For a full list of recipients, check out the City's press release HERE.

Hoy-Scott Watershed Society announces 2018 executive

Left to right: Robbin Whachell, President; Lani Lehun, Director; Chris Hamming, Director; Kyle Uno, Treasurer; Sandra Uno, Director; and Rodney Lee, President. (Missing from photo: Emily Rossi and Arno Hazebroek)

Left to right: Robbin Whachell, President; Lani Lehun, Director; Chris Hamming, Director; Kyle Uno, Treasurer; Sandra Uno, Director; and Rodney Lee, President. (Missing from photo: Emily Rossi and Arno Hazebroek)

The Hoy-Scott Watershed Society held an annual general meeting on May 15, 2018 at the Coquitlam library and voted in the following executive: 

Vice President - Rodney Lee
Director - Chris Hamming
Director - Sandra Uno
Director - Arno Hazebroek
Director - Lani Lehun

On June 19, Emily Rossi was voted in as secretary... 

"We have a great group of dedicated individuals on our executive, who volunteer their time to keep this Society going and progressing in our initiatives," said Robbin Whachell, the current president of the Society.  

Hoy-Scott Watershed Society, (HSWS) is a not-for-profit, volunteer-run environmental stewardship group, that conducts a year-round salmon enhancement program in partnership with the City of Coquitlam, and the Department of Fisheries and Oceans Canada.
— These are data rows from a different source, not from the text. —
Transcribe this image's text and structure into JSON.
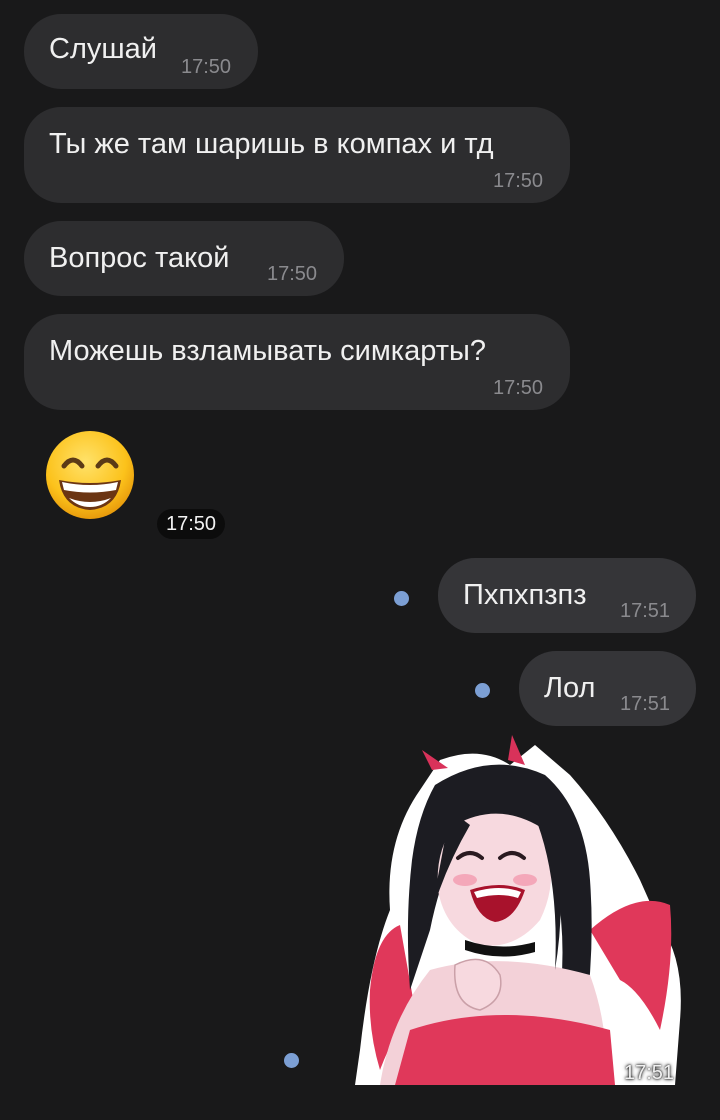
{
  "incoming": [
    {
      "text": "Слушай",
      "time": "17:50"
    },
    {
      "text": "Ты же там шаришь в компах и тд",
      "time": "17:50"
    },
    {
      "text": "Вопрос такой",
      "time": "17:50"
    },
    {
      "text": "Можешь взламывать симкарты?",
      "time": "17:50"
    }
  ],
  "emoji_message": {
    "emoji": "grinning-face-with-smiling-eyes",
    "time": "17:50"
  },
  "outgoing": [
    {
      "text": "Пхпхпзпз",
      "time": "17:51"
    },
    {
      "text": "Лол",
      "time": "17:51"
    }
  ],
  "sticker_message": {
    "sticker": "devil-girl-laughing",
    "time": "17:51"
  },
  "colors": {
    "background": "#19191a",
    "incoming_bubble": "#2d2d2f",
    "outgoing_bubble": "#353538",
    "unread_dot": "#7c9fd4",
    "timestamp": "#8a8a8e"
  }
}
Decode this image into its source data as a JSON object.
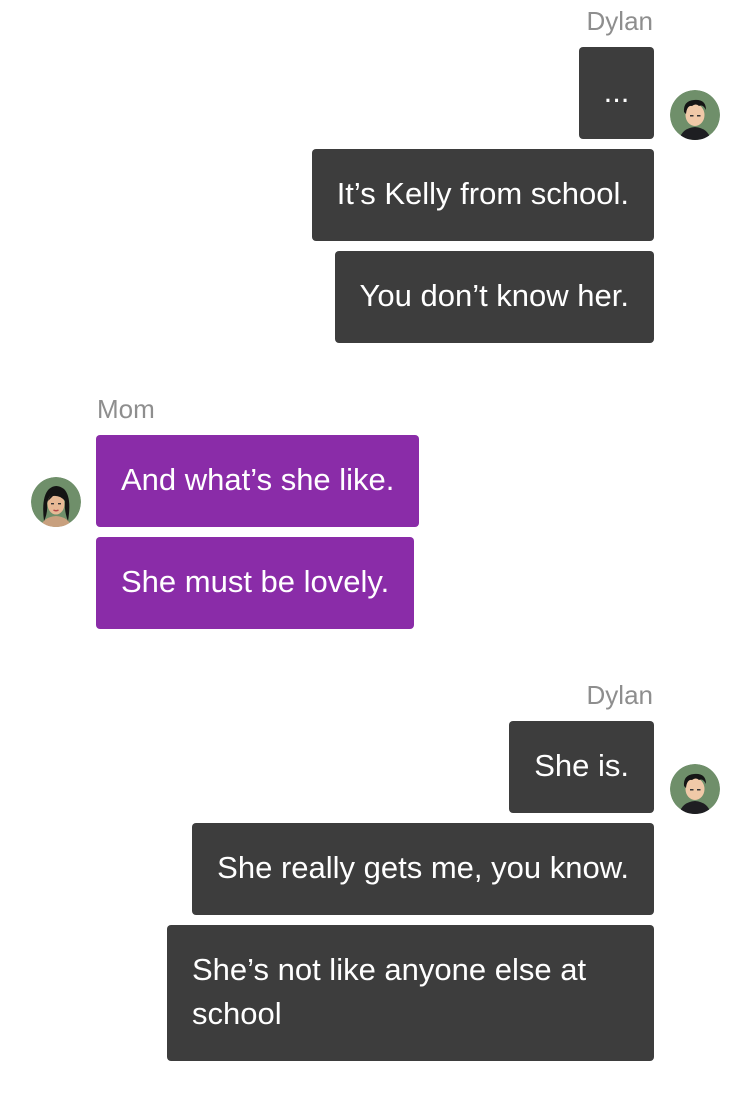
{
  "conversation": {
    "groups": [
      {
        "sender": "Dylan",
        "side": "right",
        "messages": [
          "...",
          "It’s Kelly from school.",
          "You don’t know her."
        ]
      },
      {
        "sender": "Mom",
        "side": "left",
        "messages": [
          "And what’s she like.",
          "She must be lovely."
        ]
      },
      {
        "sender": "Dylan",
        "side": "right",
        "messages": [
          "She is.",
          "She really gets me, you know.",
          "She’s not like anyone else at school"
        ]
      }
    ]
  },
  "colors": {
    "dylan_bubble": "#3d3d3d",
    "mom_bubble": "#8a2ca8",
    "sender_name": "#8e8e8e",
    "background": "#ffffff"
  },
  "icons": {
    "dylan_avatar": "dylan-avatar-icon",
    "mom_avatar": "mom-avatar-icon"
  }
}
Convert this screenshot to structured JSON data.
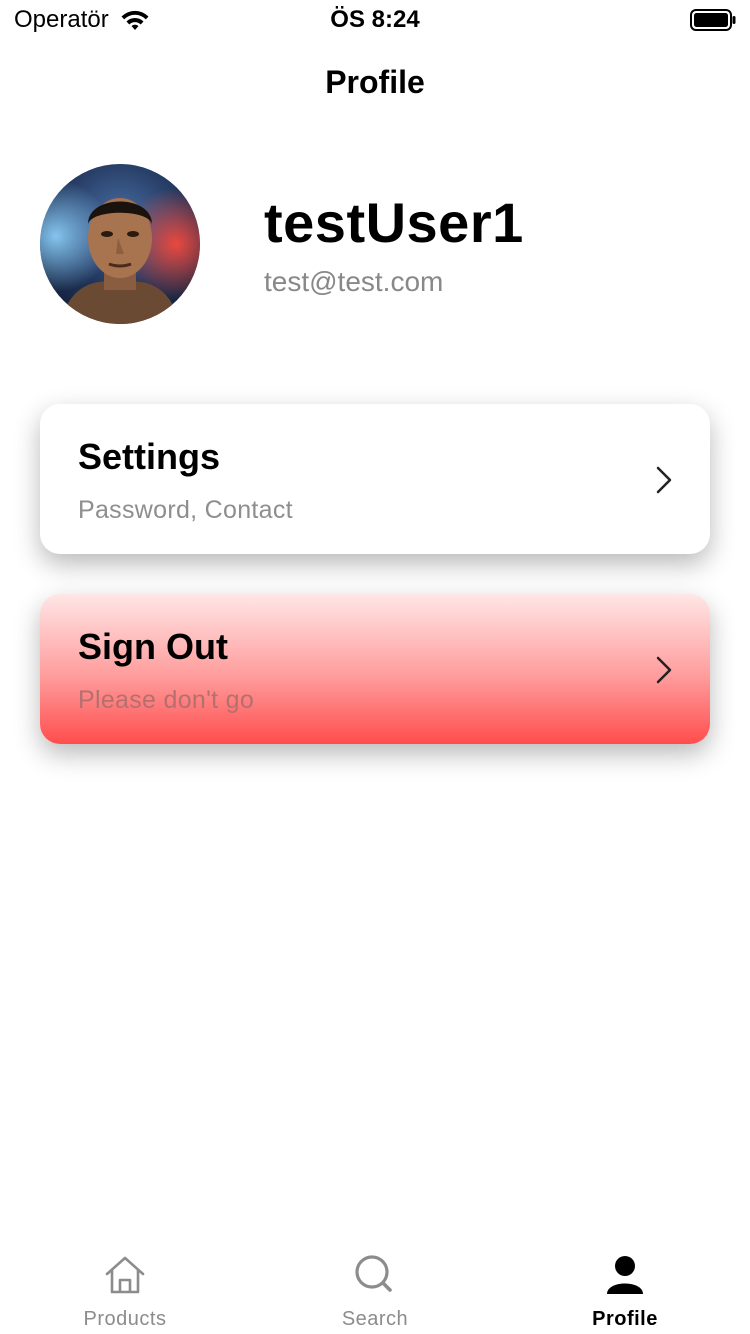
{
  "status_bar": {
    "carrier": "Operatör",
    "time": "ÖS 8:24"
  },
  "nav": {
    "title": "Profile"
  },
  "profile": {
    "username": "testUser1",
    "email": "test@test.com"
  },
  "cards": {
    "settings": {
      "title": "Settings",
      "subtitle": "Password, Contact"
    },
    "signout": {
      "title": "Sign Out",
      "subtitle": "Please don't go"
    }
  },
  "tab_bar": {
    "items": [
      {
        "label": "Products",
        "icon": "house-icon",
        "selected": false
      },
      {
        "label": "Search",
        "icon": "search-icon",
        "selected": false
      },
      {
        "label": "Profile",
        "icon": "person-icon",
        "selected": true
      }
    ]
  },
  "colors": {
    "signout_gradient_top": "#ffe6e6",
    "signout_gradient_bottom": "#ff4d4d",
    "tab_inactive": "#8c8c8c",
    "tab_active": "#000000"
  }
}
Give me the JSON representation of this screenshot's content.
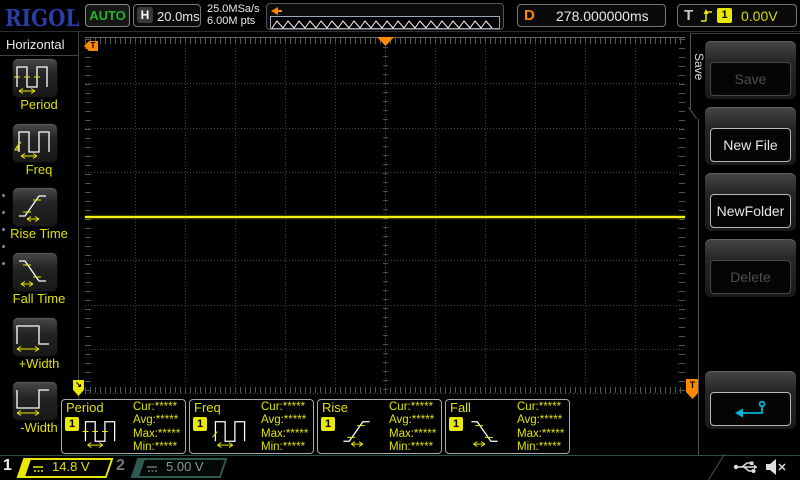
{
  "top_bar": {
    "logo": "RIGOL",
    "auto_label": "AUTO",
    "h_label": "H",
    "h_value": "20.0ms",
    "sample_rate": "25.0MSa/s",
    "memory_depth": "6.00M pts",
    "delay_label": "D",
    "delay_value": "278.000000ms",
    "trigger_label": "T",
    "trigger_channel": "1",
    "trigger_value": "0.00V"
  },
  "left_sidebar": {
    "title": "Horizontal",
    "items": [
      {
        "label": "Period",
        "icon": "period-icon"
      },
      {
        "label": "Freq",
        "icon": "freq-icon"
      },
      {
        "label": "Rise Time",
        "icon": "rise-time-icon"
      },
      {
        "label": "Fall Time",
        "icon": "fall-time-icon"
      },
      {
        "label": "+Width",
        "icon": "plus-width-icon"
      },
      {
        "label": "-Width",
        "icon": "minus-width-icon"
      }
    ]
  },
  "right_menu": {
    "tab_label": "Save",
    "buttons": [
      {
        "label": "Save",
        "enabled": false
      },
      {
        "label": "New File",
        "enabled": true
      },
      {
        "label": "NewFolder",
        "enabled": true
      },
      {
        "label": "Delete",
        "enabled": false
      }
    ],
    "back_icon": "return-arrow-icon"
  },
  "display": {
    "trace_color": "#f0f000",
    "trigger_marker_label": "T",
    "trigger_level_label": "T"
  },
  "measurements": [
    {
      "name": "Period",
      "channel": "1",
      "stats": [
        "Cur:*****",
        "Avg:*****",
        "Max:*****",
        "Min:*****"
      ]
    },
    {
      "name": "Freq",
      "channel": "1",
      "stats": [
        "Cur:*****",
        "Avg:*****",
        "Max:*****",
        "Min:*****"
      ]
    },
    {
      "name": "Rise",
      "channel": "1",
      "stats": [
        "Cur:*****",
        "Avg:*****",
        "Max:*****",
        "Min:*****"
      ]
    },
    {
      "name": "Fall",
      "channel": "1",
      "stats": [
        "Cur:*****",
        "Avg:*****",
        "Max:*****",
        "Min:*****"
      ]
    }
  ],
  "status_bar": {
    "channels": [
      {
        "num": "1",
        "value": "14.8 V",
        "active": true,
        "color": "#e8e800"
      },
      {
        "num": "2",
        "value": "5.00 V",
        "active": false,
        "color": "#2e5a52"
      }
    ]
  }
}
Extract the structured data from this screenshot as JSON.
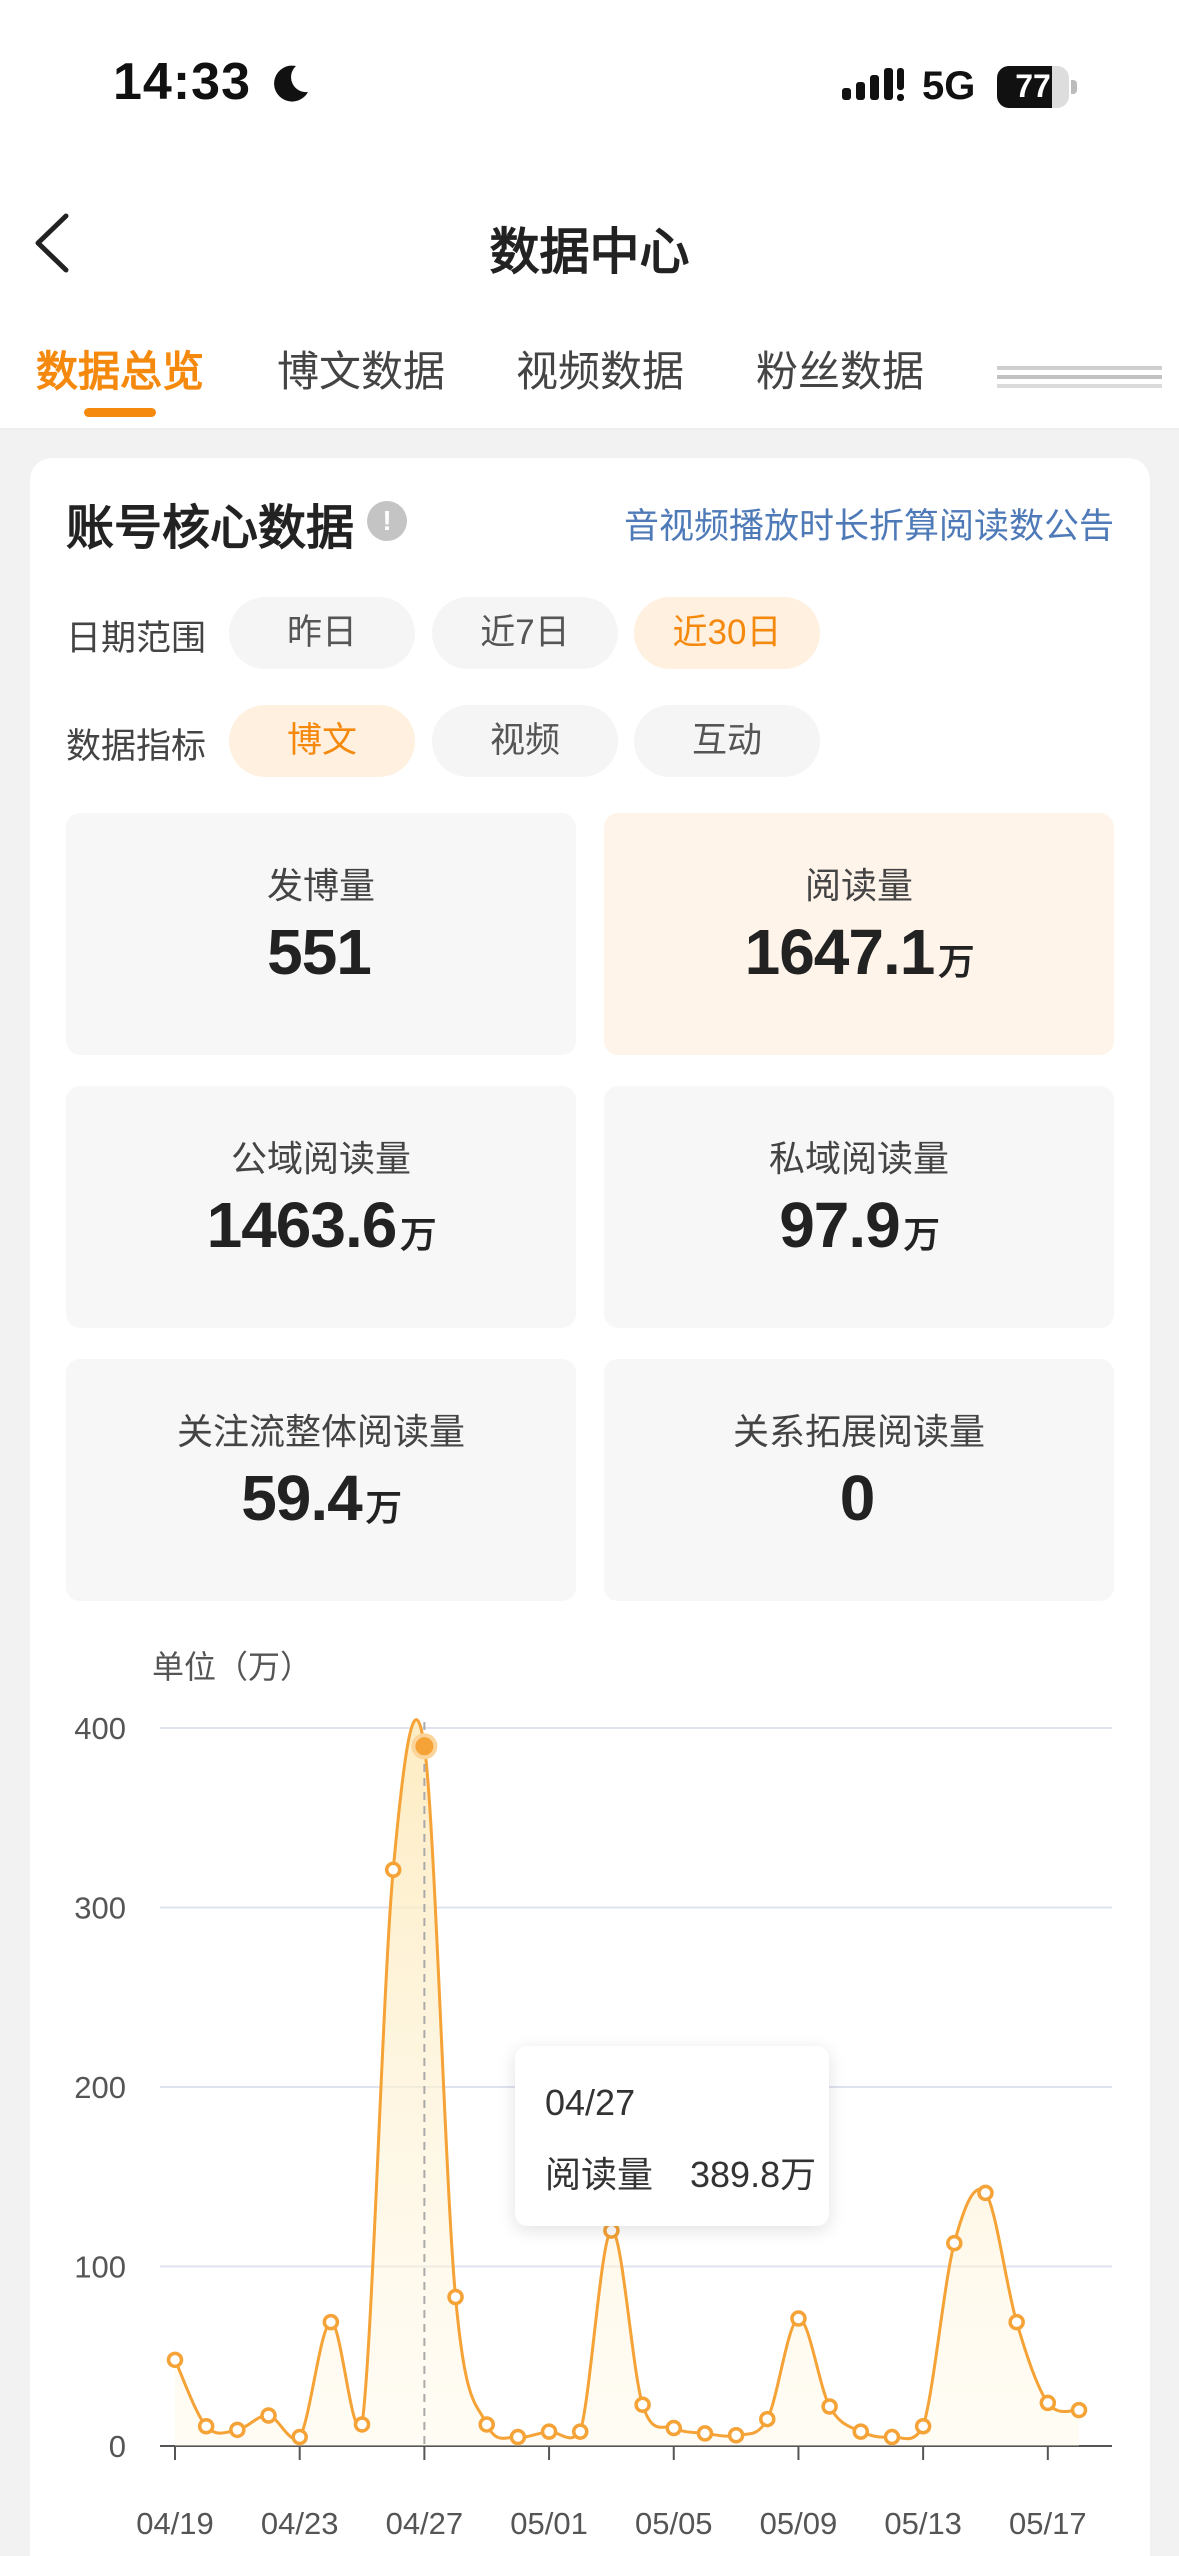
{
  "status_bar": {
    "time": "14:33",
    "network": "5G",
    "battery": "77",
    "battery_level": 0.77,
    "icons": [
      "moon-icon",
      "signal-icon",
      "battery-icon"
    ]
  },
  "nav": {
    "title": "数据中心",
    "back_icon": "chevron-left-icon"
  },
  "tabs": [
    {
      "label": "数据总览",
      "active": true
    },
    {
      "label": "博文数据",
      "active": false
    },
    {
      "label": "视频数据",
      "active": false
    },
    {
      "label": "粉丝数据",
      "active": false
    }
  ],
  "section": {
    "title": "账号核心数据",
    "info_icon": "!",
    "notice_link": "音视频播放时长折算阅读数公告"
  },
  "filters": {
    "date_label": "日期范围",
    "date_options": [
      "昨日",
      "近7日",
      "近30日"
    ],
    "date_selected": "近30日",
    "metric_label": "数据指标",
    "metric_options": [
      "博文",
      "视频",
      "互动"
    ],
    "metric_selected": "博文"
  },
  "metrics": [
    {
      "label": "发博量",
      "value": "551",
      "unit": "",
      "highlighted": false
    },
    {
      "label": "阅读量",
      "value": "1647.1",
      "unit": "万",
      "highlighted": true
    },
    {
      "label": "公域阅读量",
      "value": "1463.6",
      "unit": "万",
      "highlighted": false
    },
    {
      "label": "私域阅读量",
      "value": "97.9",
      "unit": "万",
      "highlighted": false
    },
    {
      "label": "关注流整体阅读量",
      "value": "59.4",
      "unit": "万",
      "highlighted": false
    },
    {
      "label": "关系拓展阅读量",
      "value": "0",
      "unit": "",
      "highlighted": false
    }
  ],
  "chart_data": {
    "type": "area",
    "unit_label": "单位（万）",
    "ylim": [
      0,
      400
    ],
    "yticks": [
      0,
      100,
      200,
      300,
      400
    ],
    "x_tick_labels": [
      "04/19",
      "04/23",
      "04/27",
      "05/01",
      "05/05",
      "05/09",
      "05/13",
      "05/17"
    ],
    "x": [
      "04/19",
      "04/20",
      "04/21",
      "04/22",
      "04/23",
      "04/24",
      "04/25",
      "04/26",
      "04/27",
      "04/28",
      "04/29",
      "04/30",
      "05/01",
      "05/02",
      "05/03",
      "05/04",
      "05/05",
      "05/06",
      "05/07",
      "05/08",
      "05/09",
      "05/10",
      "05/11",
      "05/12",
      "05/13",
      "05/14",
      "05/15",
      "05/16",
      "05/17",
      "05/18"
    ],
    "series": [
      {
        "name": "阅读量",
        "color": "#f5a236",
        "values": [
          48,
          11,
          9,
          17,
          5,
          69,
          12,
          321,
          389.8,
          83,
          12,
          5,
          8,
          8,
          120,
          23,
          10,
          7,
          6,
          15,
          71,
          22,
          8,
          5,
          11,
          113,
          141,
          69,
          24,
          20
        ]
      }
    ],
    "grid": true,
    "tooltip": {
      "date": "04/27",
      "label": "阅读量",
      "value": "389.8万"
    }
  }
}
We are actively involved in watershed restoration, public awareness, education, and preservation.

Coquitlam residents help release coho at Salmon Leave Home

A boy releases coho salmon under the guidance of a volunteer at Hoy Creek. 

A boy releases coho salmon under the guidance of a volunteer at Hoy Creek. 

The weather was perfect for our annual Salmon Leave Home event on May 6! Well over a thousand residents participated.

We'd like to thank everyone who came out to lend a hand and give their well wishes and good thoughts to our 5000 coho smolts who now make Hoy Creek their home.  The fish will now make the creeks, or the Coquitlam or Fraser rivers their home for about a year before making it to the ocean. 

Patrons of Salmon Leave Home listen to Ed Hall of Kwikwetlem First Nation at the opening of the annual event at Hoy Creek. 

Patrons of Salmon Leave Home listen to Ed Hall of Kwikwetlem First Nation at the opening of the annual event at Hoy Creek. 

A big thank you to special guests, the Kwikwetlem First Nation who provided comment during the opening ceremony and released our first fish into Hoy Creek. Thanks also to the Wild Salmon Caravan for providing entertainment and art activities. The kids loved painting the salmon van!  The Pinetree Secondary School students were a great help on site, and also provided face painting. 

The Wild Salmon Caravan served up fishy fun. 

The Wild Salmon Caravan served up fishy fun. 

CBC News came out to provide coverage of the event on the evening news that day. 

After the event closed, the rearing pond was cleaned out in preparation for the next broodstock which will make the location their home in June. The approximately 6-month old salmon will live there until the next Salmon Leave Home event in May 2019. 

To view our all of our photos of the event, check out our Facebook album. If you are not a Facebook user, we have a Google photo album too.

We'll see you at Salmon Come Home in October!